▸ Exercise details: State how many lines below hold the word "指针偏右". Give that number and no other text.

Segment Start: Dataset content

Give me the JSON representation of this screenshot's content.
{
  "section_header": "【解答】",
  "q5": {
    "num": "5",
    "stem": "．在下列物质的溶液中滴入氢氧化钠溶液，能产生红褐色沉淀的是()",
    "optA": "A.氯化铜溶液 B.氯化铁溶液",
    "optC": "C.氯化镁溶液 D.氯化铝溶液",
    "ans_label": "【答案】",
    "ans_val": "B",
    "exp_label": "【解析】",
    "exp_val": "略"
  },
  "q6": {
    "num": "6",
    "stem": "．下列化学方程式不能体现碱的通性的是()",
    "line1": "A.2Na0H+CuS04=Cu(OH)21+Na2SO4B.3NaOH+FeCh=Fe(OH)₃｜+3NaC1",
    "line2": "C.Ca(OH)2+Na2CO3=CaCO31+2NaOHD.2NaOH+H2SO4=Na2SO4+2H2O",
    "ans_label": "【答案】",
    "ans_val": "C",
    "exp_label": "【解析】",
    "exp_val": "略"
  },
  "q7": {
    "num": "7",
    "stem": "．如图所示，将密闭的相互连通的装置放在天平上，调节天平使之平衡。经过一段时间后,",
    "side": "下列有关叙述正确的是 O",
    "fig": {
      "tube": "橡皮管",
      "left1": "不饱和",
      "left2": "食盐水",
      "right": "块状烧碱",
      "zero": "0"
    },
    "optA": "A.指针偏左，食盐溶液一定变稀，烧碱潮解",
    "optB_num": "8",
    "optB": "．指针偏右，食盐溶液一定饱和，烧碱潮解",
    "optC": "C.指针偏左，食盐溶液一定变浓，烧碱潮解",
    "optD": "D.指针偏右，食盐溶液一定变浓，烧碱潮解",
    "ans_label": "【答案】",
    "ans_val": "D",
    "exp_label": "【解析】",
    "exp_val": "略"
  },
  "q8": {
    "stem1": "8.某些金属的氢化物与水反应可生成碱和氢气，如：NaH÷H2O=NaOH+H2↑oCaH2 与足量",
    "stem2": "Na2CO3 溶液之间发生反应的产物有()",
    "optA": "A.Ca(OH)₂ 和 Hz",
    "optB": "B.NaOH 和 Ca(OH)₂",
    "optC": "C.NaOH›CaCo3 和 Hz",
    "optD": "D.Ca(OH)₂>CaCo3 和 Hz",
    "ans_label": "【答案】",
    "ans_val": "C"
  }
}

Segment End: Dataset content

▸ Answer section: 2